• Prompt
Tally how many lines in the data hold the word "title", and give the result with no other text.
****
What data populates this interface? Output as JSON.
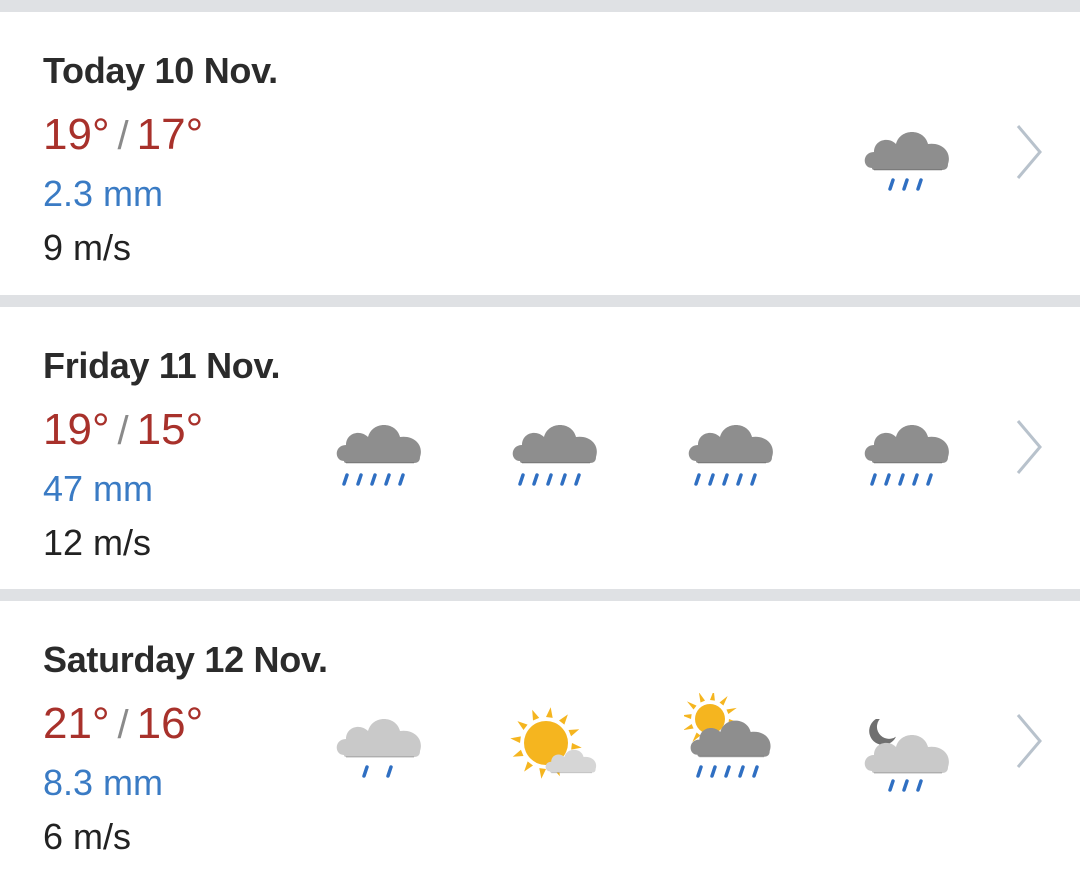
{
  "days": [
    {
      "title": "Today 10 Nov.",
      "high": "19°",
      "sep": "/",
      "low": "17°",
      "precip": "2.3 mm",
      "wind": "9 m/s",
      "icons": [
        null,
        null,
        null,
        "cloud-light-rain"
      ]
    },
    {
      "title": "Friday 11 Nov.",
      "high": "19°",
      "sep": "/",
      "low": "15°",
      "precip": "47 mm",
      "wind": "12 m/s",
      "icons": [
        "cloud-heavy-rain",
        "cloud-heavy-rain",
        "cloud-heavy-rain",
        "cloud-heavy-rain"
      ]
    },
    {
      "title": "Saturday 12 Nov.",
      "high": "21°",
      "sep": "/",
      "low": "16°",
      "precip": "8.3 mm",
      "wind": "6 m/s",
      "icons": [
        "light-cloud-light-rain",
        "sun-partly-cloudy",
        "sun-cloud-heavy-rain",
        "moon-cloud-light-rain"
      ]
    }
  ],
  "colors": {
    "temperature": "#a8312b",
    "precipitation": "#3a7bc4",
    "text": "#222222",
    "rain_drops": "#2f6fc2",
    "cloud_dark": "#8e8e8e",
    "cloud_light": "#c9c9c9",
    "sun": "#f5b51f",
    "chevron": "#b8c2cc"
  }
}
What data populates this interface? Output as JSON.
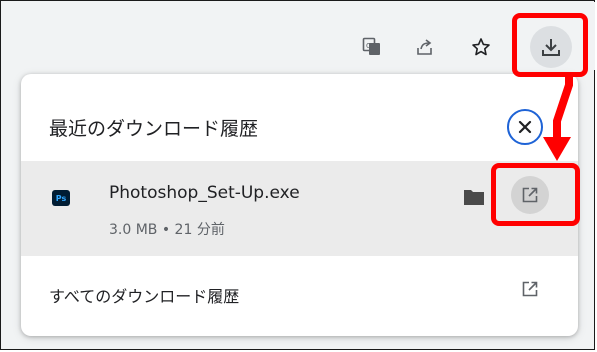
{
  "toolbar": {
    "icons": [
      "translate-icon",
      "share-icon",
      "star-icon",
      "download-icon"
    ]
  },
  "downloads_panel": {
    "title": "最近のダウンロード履歴",
    "close_icon": "close-icon",
    "item": {
      "app_badge": "Ps",
      "file_name": "Photoshop_Set-Up.exe",
      "meta": "3.0 MB • 21 分前",
      "icons": [
        "photoshop-icon",
        "folder-icon",
        "open-external-icon"
      ]
    },
    "all_history_label": "すべてのダウンロード履歴"
  },
  "annotation": {
    "highlight_color": "#ff0000",
    "accent_color": "#1e63d6"
  }
}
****
• Solution to the problem
4